Element data from apps and pages:
_____
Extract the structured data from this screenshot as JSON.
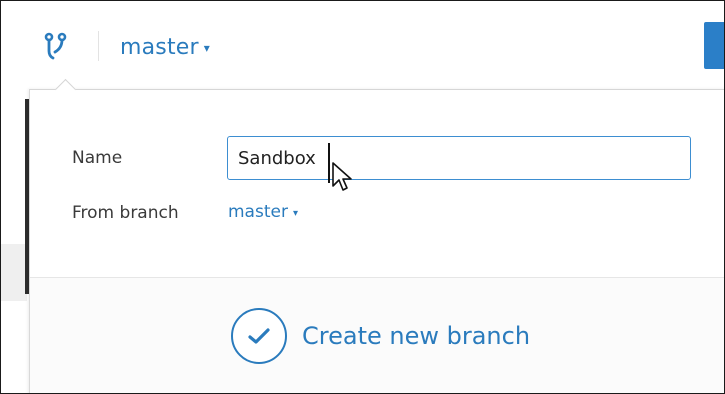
{
  "header": {
    "icon": "git-branch-icon",
    "branch": "master",
    "caret": "▾"
  },
  "form": {
    "name_label": "Name",
    "name_value": "Sandbox",
    "from_label": "From branch",
    "from_value": "master",
    "from_caret": "▾"
  },
  "action": {
    "icon": "checkmark-circle-icon",
    "label": "Create new branch"
  },
  "colors": {
    "accent": "#2a7bbd",
    "primary_button": "#2b7fc8",
    "input_focus_border": "#3d8ed1"
  }
}
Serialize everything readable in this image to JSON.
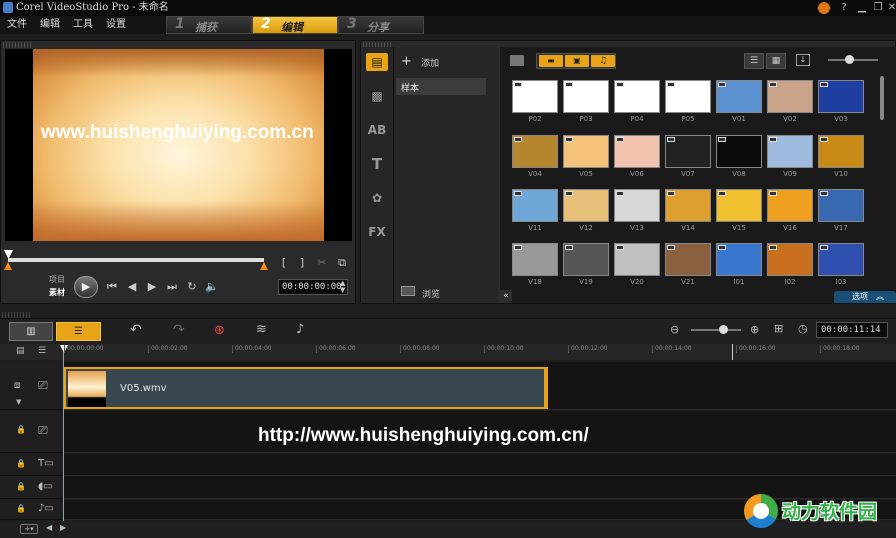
{
  "window": {
    "title": "Corel VideoStudio Pro - 未命名"
  },
  "menu": [
    "文件",
    "编辑",
    "工具",
    "设置"
  ],
  "steps": [
    {
      "num": "1",
      "label": "捕获",
      "active": false
    },
    {
      "num": "2",
      "label": "编辑",
      "active": true
    },
    {
      "num": "3",
      "label": "分享",
      "active": false
    }
  ],
  "player": {
    "watermark": "www.huishenghuiying.com.cn",
    "mode_project": "项目",
    "mode_clip": "素材",
    "timecode": "00:00:00:00"
  },
  "library": {
    "add_label": "添加",
    "folder": "样本",
    "browse_label": "浏览",
    "options_label": "选项",
    "thumbs": [
      {
        "name": "P02",
        "color": "#ffffff"
      },
      {
        "name": "P03",
        "color": "#ffffff"
      },
      {
        "name": "P04",
        "color": "#ffffff"
      },
      {
        "name": "P05",
        "color": "#ffffff"
      },
      {
        "name": "V01",
        "color": "#5a8fd0"
      },
      {
        "name": "V02",
        "color": "#c9a48a"
      },
      {
        "name": "V03",
        "color": "#1e3fa0"
      },
      {
        "name": "V04",
        "color": "#b4862e"
      },
      {
        "name": "V05",
        "color": "#f4c27a"
      },
      {
        "name": "V06",
        "color": "#f2c4b0"
      },
      {
        "name": "V07",
        "color": "#222222"
      },
      {
        "name": "V08",
        "color": "#0b0b0b"
      },
      {
        "name": "V09",
        "color": "#9fbbe0"
      },
      {
        "name": "V10",
        "color": "#c98a15"
      },
      {
        "name": "V11",
        "color": "#6fa8d8"
      },
      {
        "name": "V12",
        "color": "#e8c07a"
      },
      {
        "name": "V13",
        "color": "#d8d8d8"
      },
      {
        "name": "V14",
        "color": "#e0a030"
      },
      {
        "name": "V15",
        "color": "#f0c030"
      },
      {
        "name": "V16",
        "color": "#f0a020"
      },
      {
        "name": "V17",
        "color": "#3868b0"
      },
      {
        "name": "V18",
        "color": "#999999"
      },
      {
        "name": "V19",
        "color": "#555555"
      },
      {
        "name": "V20",
        "color": "#c0c0c0"
      },
      {
        "name": "V21",
        "color": "#8a6040"
      },
      {
        "name": "I01",
        "color": "#3a78d0"
      },
      {
        "name": "I02",
        "color": "#c87020"
      },
      {
        "name": "I03",
        "color": "#3050b0"
      }
    ]
  },
  "timeline": {
    "timecode": "00:00:11:14",
    "ruler": [
      "00:00:00:00",
      "00:00:02:00",
      "00:00:04:00",
      "00:00:06:00",
      "00:00:08:00",
      "00:00:10:00",
      "00:00:12:00",
      "00:00:14:00",
      "00:00:16:00",
      "00:00:18:00"
    ],
    "clip_name": "V05.wmv"
  },
  "overlay": {
    "url": "http://www.huishenghuiying.com.cn/",
    "logo_text": "动力软件园"
  },
  "colors": {
    "accent": "#e8a317",
    "options_tab": "#1a4f78"
  }
}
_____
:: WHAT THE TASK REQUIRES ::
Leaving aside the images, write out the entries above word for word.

:: TASK RESULT ::
Extract the structured data from this screenshot as JSON.
{
  "header": {
    "icon": "git-branch-icon",
    "branch": "master",
    "caret": "▾"
  },
  "form": {
    "name_label": "Name",
    "name_value": "Sandbox",
    "from_label": "From branch",
    "from_value": "master",
    "from_caret": "▾"
  },
  "action": {
    "icon": "checkmark-circle-icon",
    "label": "Create new branch"
  },
  "colors": {
    "accent": "#2a7bbd",
    "primary_button": "#2b7fc8",
    "input_focus_border": "#3d8ed1"
  }
}
Serialize everything readable in this image to JSON.
{
  "window": {
    "title": "Corel VideoStudio Pro - 未命名"
  },
  "menu": [
    "文件",
    "编辑",
    "工具",
    "设置"
  ],
  "steps": [
    {
      "num": "1",
      "label": "捕获",
      "active": false
    },
    {
      "num": "2",
      "label": "编辑",
      "active": true
    },
    {
      "num": "3",
      "label": "分享",
      "active": false
    }
  ],
  "player": {
    "watermark": "www.huishenghuiying.com.cn",
    "mode_project": "项目",
    "mode_clip": "素材",
    "timecode": "00:00:00:00"
  },
  "library": {
    "add_label": "添加",
    "folder": "样本",
    "browse_label": "浏览",
    "options_label": "选项",
    "thumbs": [
      {
        "name": "P02",
        "color": "#ffffff"
      },
      {
        "name": "P03",
        "color": "#ffffff"
      },
      {
        "name": "P04",
        "color": "#ffffff"
      },
      {
        "name": "P05",
        "color": "#ffffff"
      },
      {
        "name": "V01",
        "color": "#5a8fd0"
      },
      {
        "name": "V02",
        "color": "#c9a48a"
      },
      {
        "name": "V03",
        "color": "#1e3fa0"
      },
      {
        "name": "V04",
        "color": "#b4862e"
      },
      {
        "name": "V05",
        "color": "#f4c27a"
      },
      {
        "name": "V06",
        "color": "#f2c4b0"
      },
      {
        "name": "V07",
        "color": "#222222"
      },
      {
        "name": "V08",
        "color": "#0b0b0b"
      },
      {
        "name": "V09",
        "color": "#9fbbe0"
      },
      {
        "name": "V10",
        "color": "#c98a15"
      },
      {
        "name": "V11",
        "color": "#6fa8d8"
      },
      {
        "name": "V12",
        "color": "#e8c07a"
      },
      {
        "name": "V13",
        "color": "#d8d8d8"
      },
      {
        "name": "V14",
        "color": "#e0a030"
      },
      {
        "name": "V15",
        "color": "#f0c030"
      },
      {
        "name": "V16",
        "color": "#f0a020"
      },
      {
        "name": "V17",
        "color": "#3868b0"
      },
      {
        "name": "V18",
        "color": "#999999"
      },
      {
        "name": "V19",
        "color": "#555555"
      },
      {
        "name": "V20",
        "color": "#c0c0c0"
      },
      {
        "name": "V21",
        "color": "#8a6040"
      },
      {
        "name": "I01",
        "color": "#3a78d0"
      },
      {
        "name": "I02",
        "color": "#c87020"
      },
      {
        "name": "I03",
        "color": "#3050b0"
      }
    ]
  },
  "timeline": {
    "timecode": "00:00:11:14",
    "ruler": [
      "00:00:00:00",
      "00:00:02:00",
      "00:00:04:00",
      "00:00:06:00",
      "00:00:08:00",
      "00:00:10:00",
      "00:00:12:00",
      "00:00:14:00",
      "00:00:16:00",
      "00:00:18:00"
    ],
    "clip_name": "V05.wmv"
  },
  "overlay": {
    "url": "http://www.huishenghuiying.com.cn/",
    "logo_text": "动力软件园"
  },
  "colors": {
    "accent": "#e8a317",
    "options_tab": "#1a4f78"
  }
}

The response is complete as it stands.